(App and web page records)
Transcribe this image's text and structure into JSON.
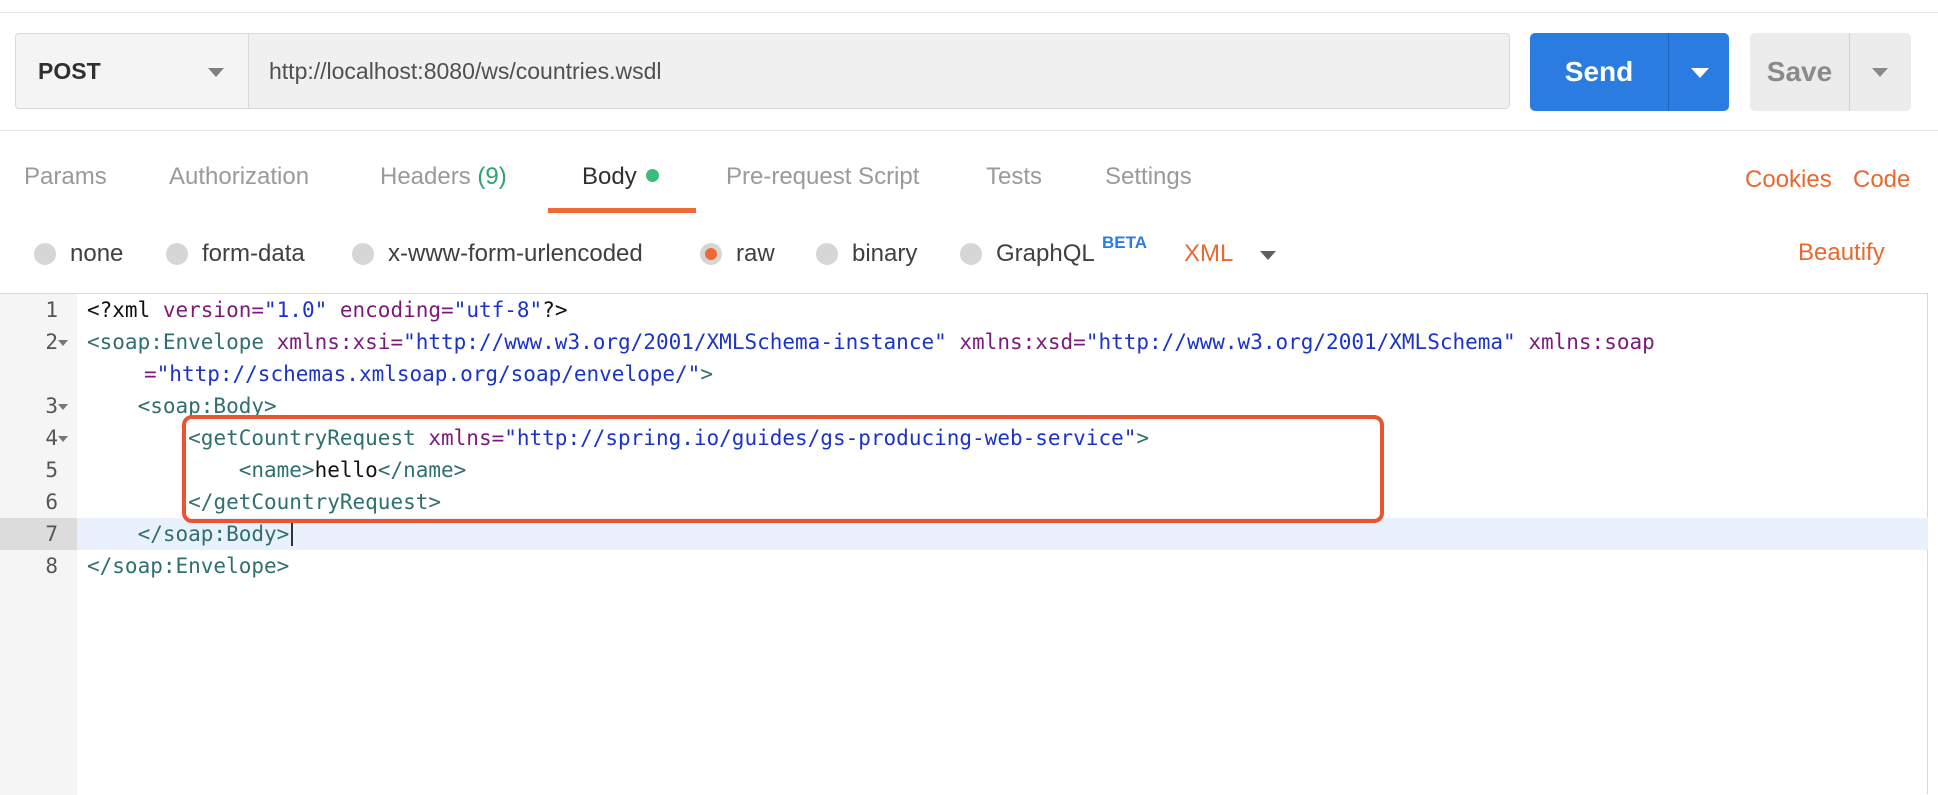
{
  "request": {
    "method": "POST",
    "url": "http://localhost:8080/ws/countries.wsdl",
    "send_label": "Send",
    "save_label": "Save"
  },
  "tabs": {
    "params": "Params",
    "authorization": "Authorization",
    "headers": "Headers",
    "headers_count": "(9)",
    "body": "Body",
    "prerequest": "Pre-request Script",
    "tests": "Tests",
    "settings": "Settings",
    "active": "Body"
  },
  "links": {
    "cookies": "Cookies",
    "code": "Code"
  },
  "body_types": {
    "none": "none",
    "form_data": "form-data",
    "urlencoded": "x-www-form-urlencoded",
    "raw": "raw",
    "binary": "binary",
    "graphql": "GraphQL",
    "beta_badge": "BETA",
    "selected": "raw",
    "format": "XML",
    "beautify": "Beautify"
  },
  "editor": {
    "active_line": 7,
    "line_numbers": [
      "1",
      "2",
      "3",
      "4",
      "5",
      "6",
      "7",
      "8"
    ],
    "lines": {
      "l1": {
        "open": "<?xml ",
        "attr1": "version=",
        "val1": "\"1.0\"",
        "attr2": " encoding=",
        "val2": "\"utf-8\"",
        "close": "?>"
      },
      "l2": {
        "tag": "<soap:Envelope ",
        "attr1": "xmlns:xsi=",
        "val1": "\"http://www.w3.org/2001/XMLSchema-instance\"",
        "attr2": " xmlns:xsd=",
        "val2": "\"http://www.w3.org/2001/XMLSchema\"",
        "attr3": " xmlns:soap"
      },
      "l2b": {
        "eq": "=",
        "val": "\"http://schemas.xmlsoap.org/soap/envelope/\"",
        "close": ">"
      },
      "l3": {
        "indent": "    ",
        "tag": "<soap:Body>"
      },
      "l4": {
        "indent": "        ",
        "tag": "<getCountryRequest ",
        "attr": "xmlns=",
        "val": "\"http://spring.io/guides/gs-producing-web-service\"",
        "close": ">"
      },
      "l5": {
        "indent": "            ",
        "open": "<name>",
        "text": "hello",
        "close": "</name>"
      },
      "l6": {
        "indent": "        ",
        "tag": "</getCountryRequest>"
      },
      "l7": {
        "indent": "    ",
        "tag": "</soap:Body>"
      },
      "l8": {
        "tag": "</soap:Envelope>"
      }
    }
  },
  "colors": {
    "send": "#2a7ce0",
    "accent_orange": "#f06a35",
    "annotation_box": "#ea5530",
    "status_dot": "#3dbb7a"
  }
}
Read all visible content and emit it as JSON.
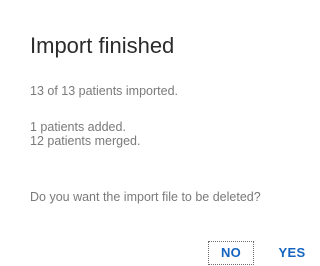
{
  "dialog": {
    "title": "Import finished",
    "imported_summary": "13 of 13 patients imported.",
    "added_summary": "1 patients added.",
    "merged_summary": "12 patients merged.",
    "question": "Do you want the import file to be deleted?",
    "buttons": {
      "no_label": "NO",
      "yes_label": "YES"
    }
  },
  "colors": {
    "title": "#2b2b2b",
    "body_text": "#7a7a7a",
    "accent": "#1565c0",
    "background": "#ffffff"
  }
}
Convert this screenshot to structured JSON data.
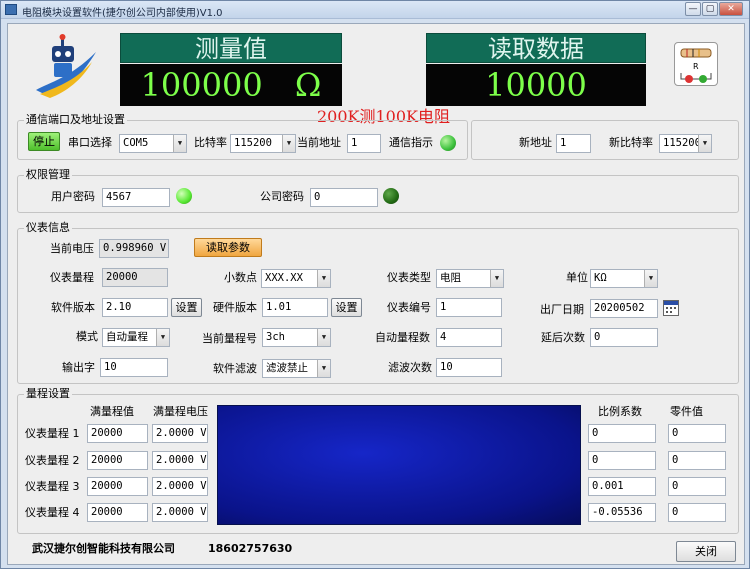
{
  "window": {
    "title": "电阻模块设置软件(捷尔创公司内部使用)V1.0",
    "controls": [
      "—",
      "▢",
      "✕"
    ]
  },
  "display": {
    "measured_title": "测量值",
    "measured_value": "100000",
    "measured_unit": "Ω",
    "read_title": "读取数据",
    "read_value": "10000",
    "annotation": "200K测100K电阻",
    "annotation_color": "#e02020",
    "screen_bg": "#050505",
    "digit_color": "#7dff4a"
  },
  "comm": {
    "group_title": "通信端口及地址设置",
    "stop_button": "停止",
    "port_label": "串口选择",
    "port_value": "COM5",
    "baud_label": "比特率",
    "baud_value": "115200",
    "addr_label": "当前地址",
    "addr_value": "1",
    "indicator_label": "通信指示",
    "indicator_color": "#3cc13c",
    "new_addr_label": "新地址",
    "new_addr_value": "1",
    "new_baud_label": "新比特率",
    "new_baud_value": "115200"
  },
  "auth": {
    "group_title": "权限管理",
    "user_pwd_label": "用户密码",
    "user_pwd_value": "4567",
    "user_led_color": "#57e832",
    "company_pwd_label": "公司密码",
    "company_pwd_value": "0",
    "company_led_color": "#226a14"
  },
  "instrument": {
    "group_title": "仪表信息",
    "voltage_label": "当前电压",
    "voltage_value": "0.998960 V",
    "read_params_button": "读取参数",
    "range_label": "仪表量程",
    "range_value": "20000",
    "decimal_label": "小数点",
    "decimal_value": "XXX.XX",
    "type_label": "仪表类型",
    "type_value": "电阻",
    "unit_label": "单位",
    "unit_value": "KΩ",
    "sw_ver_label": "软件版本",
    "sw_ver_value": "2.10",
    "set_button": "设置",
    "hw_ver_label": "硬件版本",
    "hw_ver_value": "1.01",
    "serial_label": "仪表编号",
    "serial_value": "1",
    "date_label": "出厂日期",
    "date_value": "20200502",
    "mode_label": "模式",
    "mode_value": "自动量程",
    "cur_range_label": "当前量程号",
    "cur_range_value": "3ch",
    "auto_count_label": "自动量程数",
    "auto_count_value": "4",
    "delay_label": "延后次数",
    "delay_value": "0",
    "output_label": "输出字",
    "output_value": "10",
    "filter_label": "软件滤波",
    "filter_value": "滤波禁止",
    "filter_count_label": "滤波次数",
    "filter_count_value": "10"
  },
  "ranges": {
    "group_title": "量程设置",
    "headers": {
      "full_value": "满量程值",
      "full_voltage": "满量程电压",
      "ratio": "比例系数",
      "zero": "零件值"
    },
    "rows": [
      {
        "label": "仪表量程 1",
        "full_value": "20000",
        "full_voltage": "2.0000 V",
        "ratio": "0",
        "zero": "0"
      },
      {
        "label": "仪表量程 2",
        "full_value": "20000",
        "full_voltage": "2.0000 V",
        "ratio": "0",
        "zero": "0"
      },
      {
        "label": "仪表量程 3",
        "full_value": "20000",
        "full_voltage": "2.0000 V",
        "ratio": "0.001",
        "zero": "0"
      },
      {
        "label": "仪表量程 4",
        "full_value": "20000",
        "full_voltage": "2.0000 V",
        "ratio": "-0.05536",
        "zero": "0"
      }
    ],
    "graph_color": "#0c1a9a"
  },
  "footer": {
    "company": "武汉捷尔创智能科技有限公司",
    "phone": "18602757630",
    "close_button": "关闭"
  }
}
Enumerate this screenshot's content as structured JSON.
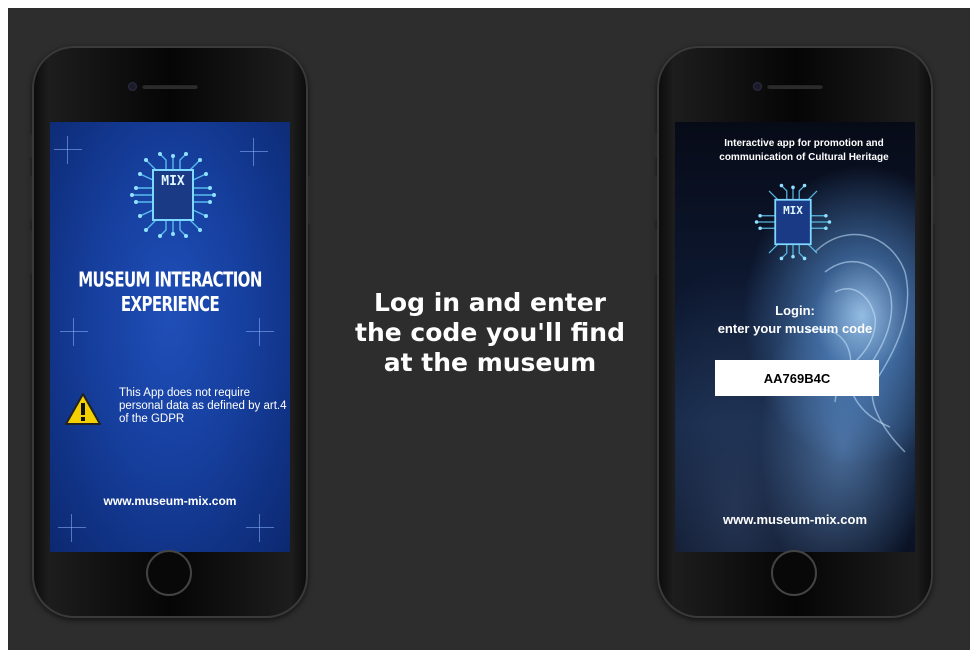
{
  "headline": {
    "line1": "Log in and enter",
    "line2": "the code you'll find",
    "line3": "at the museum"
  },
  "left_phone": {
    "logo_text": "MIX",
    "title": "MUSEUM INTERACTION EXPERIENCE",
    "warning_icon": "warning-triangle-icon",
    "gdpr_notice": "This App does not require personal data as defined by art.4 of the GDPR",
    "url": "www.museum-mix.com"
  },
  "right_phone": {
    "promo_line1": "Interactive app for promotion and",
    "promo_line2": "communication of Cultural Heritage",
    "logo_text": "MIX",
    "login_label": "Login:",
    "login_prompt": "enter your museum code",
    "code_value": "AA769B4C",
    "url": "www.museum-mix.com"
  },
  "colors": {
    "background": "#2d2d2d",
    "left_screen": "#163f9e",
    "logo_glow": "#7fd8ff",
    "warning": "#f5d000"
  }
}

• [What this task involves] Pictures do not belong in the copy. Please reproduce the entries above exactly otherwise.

• [Problem solution]
Transcribe this image's text and structure into JSON.
{
  "request": {
    "method": "POST",
    "url": "http://localhost:8080/ws/countries.wsdl",
    "send_label": "Send",
    "save_label": "Save"
  },
  "tabs": {
    "params": "Params",
    "authorization": "Authorization",
    "headers": "Headers",
    "headers_count": "(9)",
    "body": "Body",
    "prerequest": "Pre-request Script",
    "tests": "Tests",
    "settings": "Settings",
    "active": "Body"
  },
  "links": {
    "cookies": "Cookies",
    "code": "Code"
  },
  "body_types": {
    "none": "none",
    "form_data": "form-data",
    "urlencoded": "x-www-form-urlencoded",
    "raw": "raw",
    "binary": "binary",
    "graphql": "GraphQL",
    "beta_badge": "BETA",
    "selected": "raw",
    "format": "XML",
    "beautify": "Beautify"
  },
  "editor": {
    "active_line": 7,
    "line_numbers": [
      "1",
      "2",
      "3",
      "4",
      "5",
      "6",
      "7",
      "8"
    ],
    "lines": {
      "l1": {
        "open": "<?xml ",
        "attr1": "version=",
        "val1": "\"1.0\"",
        "attr2": " encoding=",
        "val2": "\"utf-8\"",
        "close": "?>"
      },
      "l2": {
        "tag": "<soap:Envelope ",
        "attr1": "xmlns:xsi=",
        "val1": "\"http://www.w3.org/2001/XMLSchema-instance\"",
        "attr2": " xmlns:xsd=",
        "val2": "\"http://www.w3.org/2001/XMLSchema\"",
        "attr3": " xmlns:soap"
      },
      "l2b": {
        "eq": "=",
        "val": "\"http://schemas.xmlsoap.org/soap/envelope/\"",
        "close": ">"
      },
      "l3": {
        "indent": "    ",
        "tag": "<soap:Body>"
      },
      "l4": {
        "indent": "        ",
        "tag": "<getCountryRequest ",
        "attr": "xmlns=",
        "val": "\"http://spring.io/guides/gs-producing-web-service\"",
        "close": ">"
      },
      "l5": {
        "indent": "            ",
        "open": "<name>",
        "text": "hello",
        "close": "</name>"
      },
      "l6": {
        "indent": "        ",
        "tag": "</getCountryRequest>"
      },
      "l7": {
        "indent": "    ",
        "tag": "</soap:Body>"
      },
      "l8": {
        "tag": "</soap:Envelope>"
      }
    }
  },
  "colors": {
    "send": "#2a7ce0",
    "accent_orange": "#f06a35",
    "annotation_box": "#ea5530",
    "status_dot": "#3dbb7a"
  }
}
Read all visible content and emit it as JSON.
{
  "dialog": {
    "title": "Import finished",
    "imported_summary": "13 of 13 patients imported.",
    "added_summary": "1 patients added.",
    "merged_summary": "12 patients merged.",
    "question": "Do you want the import file to be deleted?",
    "buttons": {
      "no_label": "NO",
      "yes_label": "YES"
    }
  },
  "colors": {
    "title": "#2b2b2b",
    "body_text": "#7a7a7a",
    "accent": "#1565c0",
    "background": "#ffffff"
  }
}
Convert this screenshot to structured JSON data.
{
  "window": {
    "title": "电阻模块设置软件(捷尔创公司内部使用)V1.0",
    "controls": [
      "—",
      "▢",
      "✕"
    ]
  },
  "display": {
    "measured_title": "测量值",
    "measured_value": "100000",
    "measured_unit": "Ω",
    "read_title": "读取数据",
    "read_value": "10000",
    "annotation": "200K测100K电阻",
    "annotation_color": "#e02020",
    "screen_bg": "#050505",
    "digit_color": "#7dff4a"
  },
  "comm": {
    "group_title": "通信端口及地址设置",
    "stop_button": "停止",
    "port_label": "串口选择",
    "port_value": "COM5",
    "baud_label": "比特率",
    "baud_value": "115200",
    "addr_label": "当前地址",
    "addr_value": "1",
    "indicator_label": "通信指示",
    "indicator_color": "#3cc13c",
    "new_addr_label": "新地址",
    "new_addr_value": "1",
    "new_baud_label": "新比特率",
    "new_baud_value": "115200"
  },
  "auth": {
    "group_title": "权限管理",
    "user_pwd_label": "用户密码",
    "user_pwd_value": "4567",
    "user_led_color": "#57e832",
    "company_pwd_label": "公司密码",
    "company_pwd_value": "0",
    "company_led_color": "#226a14"
  },
  "instrument": {
    "group_title": "仪表信息",
    "voltage_label": "当前电压",
    "voltage_value": "0.998960 V",
    "read_params_button": "读取参数",
    "range_label": "仪表量程",
    "range_value": "20000",
    "decimal_label": "小数点",
    "decimal_value": "XXX.XX",
    "type_label": "仪表类型",
    "type_value": "电阻",
    "unit_label": "单位",
    "unit_value": "KΩ",
    "sw_ver_label": "软件版本",
    "sw_ver_value": "2.10",
    "set_button": "设置",
    "hw_ver_label": "硬件版本",
    "hw_ver_value": "1.01",
    "serial_label": "仪表编号",
    "serial_value": "1",
    "date_label": "出厂日期",
    "date_value": "20200502",
    "mode_label": "模式",
    "mode_value": "自动量程",
    "cur_range_label": "当前量程号",
    "cur_range_value": "3ch",
    "auto_count_label": "自动量程数",
    "auto_count_value": "4",
    "delay_label": "延后次数",
    "delay_value": "0",
    "output_label": "输出字",
    "output_value": "10",
    "filter_label": "软件滤波",
    "filter_value": "滤波禁止",
    "filter_count_label": "滤波次数",
    "filter_count_value": "10"
  },
  "ranges": {
    "group_title": "量程设置",
    "headers": {
      "full_value": "满量程值",
      "full_voltage": "满量程电压",
      "ratio": "比例系数",
      "zero": "零件值"
    },
    "rows": [
      {
        "label": "仪表量程 1",
        "full_value": "20000",
        "full_voltage": "2.0000 V",
        "ratio": "0",
        "zero": "0"
      },
      {
        "label": "仪表量程 2",
        "full_value": "20000",
        "full_voltage": "2.0000 V",
        "ratio": "0",
        "zero": "0"
      },
      {
        "label": "仪表量程 3",
        "full_value": "20000",
        "full_voltage": "2.0000 V",
        "ratio": "0.001",
        "zero": "0"
      },
      {
        "label": "仪表量程 4",
        "full_value": "20000",
        "full_voltage": "2.0000 V",
        "ratio": "-0.05536",
        "zero": "0"
      }
    ],
    "graph_color": "#0c1a9a"
  },
  "footer": {
    "company": "武汉捷尔创智能科技有限公司",
    "phone": "18602757630",
    "close_button": "关闭"
  }
}
Enumerate this screenshot's content as structured JSON.
{
  "headline": {
    "line1": "Log in and enter",
    "line2": "the code you'll find",
    "line3": "at the museum"
  },
  "left_phone": {
    "logo_text": "MIX",
    "title": "MUSEUM INTERACTION EXPERIENCE",
    "warning_icon": "warning-triangle-icon",
    "gdpr_notice": "This App does not require personal data as defined by art.4 of the GDPR",
    "url": "www.museum-mix.com"
  },
  "right_phone": {
    "promo_line1": "Interactive app for promotion and",
    "promo_line2": "communication of Cultural Heritage",
    "logo_text": "MIX",
    "login_label": "Login:",
    "login_prompt": "enter your museum code",
    "code_value": "AA769B4C",
    "url": "www.museum-mix.com"
  },
  "colors": {
    "background": "#2d2d2d",
    "left_screen": "#163f9e",
    "logo_glow": "#7fd8ff",
    "warning": "#f5d000"
  }
}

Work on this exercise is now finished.